* _Work item_
Extract from the listing each line in which the word "START" appears.

* _Extracted material_
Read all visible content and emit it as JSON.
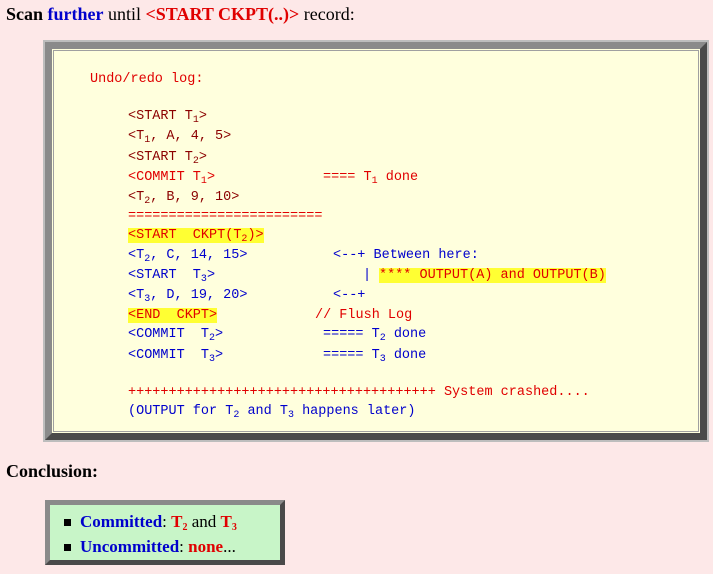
{
  "heading": {
    "scan": "Scan",
    "further": "further",
    "until": " until ",
    "record_tag": "<START CKPT(..)>",
    "record": " record:"
  },
  "log": {
    "title": "Undo/redo log:",
    "l1": "<START T",
    "l1_sub": "1",
    "l1_end": ">",
    "l2_pre": "<T",
    "l2_sub": "1",
    "l2_end": ", A, 4, 5>",
    "l3": "<START T",
    "l3_sub": "2",
    "l3_end": ">",
    "l4": "<COMMIT T",
    "l4_sub": "1",
    "l4_end": ">",
    "l4_note_pre": "==== T",
    "l4_note_sub": "1",
    "l4_note_end": " done",
    "l5_pre": "<T",
    "l5_sub": "2",
    "l5_end": ", B, 9, 10>",
    "separator": "========================",
    "ckpt_pre": "<START  CKPT(T",
    "ckpt_sub": "2",
    "ckpt_end": ")>",
    "l7_pre": "<T",
    "l7_sub": "2",
    "l7_end": ", C, 14, 15>",
    "l7_note": "<--+ Between here:",
    "l8_pre": "<START  T",
    "l8_sub": "3",
    "l8_end": ">",
    "l8_bar": "|",
    "l8_note": "**** OUTPUT(A) and OUTPUT(B)",
    "l9_pre": "<T",
    "l9_sub": "3",
    "l9_end": ", D, 19, 20>",
    "l9_note": "<--+",
    "end_ckpt": "<END  CKPT>",
    "flush": "// Flush Log",
    "c2_pre": "<COMMIT  T",
    "c2_sub": "2",
    "c2_end": ">",
    "c2_note_pre": "===== T",
    "c2_note_sub": "2",
    "c2_note_end": " done",
    "c3_pre": "<COMMIT  T",
    "c3_sub": "3",
    "c3_end": ">",
    "c3_note_pre": "===== T",
    "c3_note_sub": "3",
    "c3_note_end": " done",
    "crash_line": "++++++++++++++++++++++++++++++++++++++ System crashed....",
    "later_pre": "(OUTPUT for T",
    "later_sub1": "2",
    "later_mid": " and T",
    "later_sub2": "3",
    "later_end": " happens later)"
  },
  "conclusion": {
    "title": "Conclusion:",
    "committed_label": "Committed",
    "colon1": ": ",
    "t2": "T",
    "t2_sub": "2",
    "and": " and ",
    "t3": "T",
    "t3_sub": "3",
    "uncommitted_label": "Uncommitted",
    "colon2": ": ",
    "none": "none",
    "ellipsis": "..."
  },
  "colors": {
    "background": "#fde8e8",
    "log_background": "#ffffdd",
    "conclusion_background": "#c8f5c8",
    "highlight": "#ffff33",
    "blue": "#0000cc",
    "red": "#e00000",
    "dark_red": "#8b0000"
  }
}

* _Result of the exercise_
    "record_tag": "<START CKPT(..)>",
    "l1": "<START T",
    "l3": "<START T",
    "ckpt_pre": "<START  CKPT(T",
    "l8_pre": "<START  T",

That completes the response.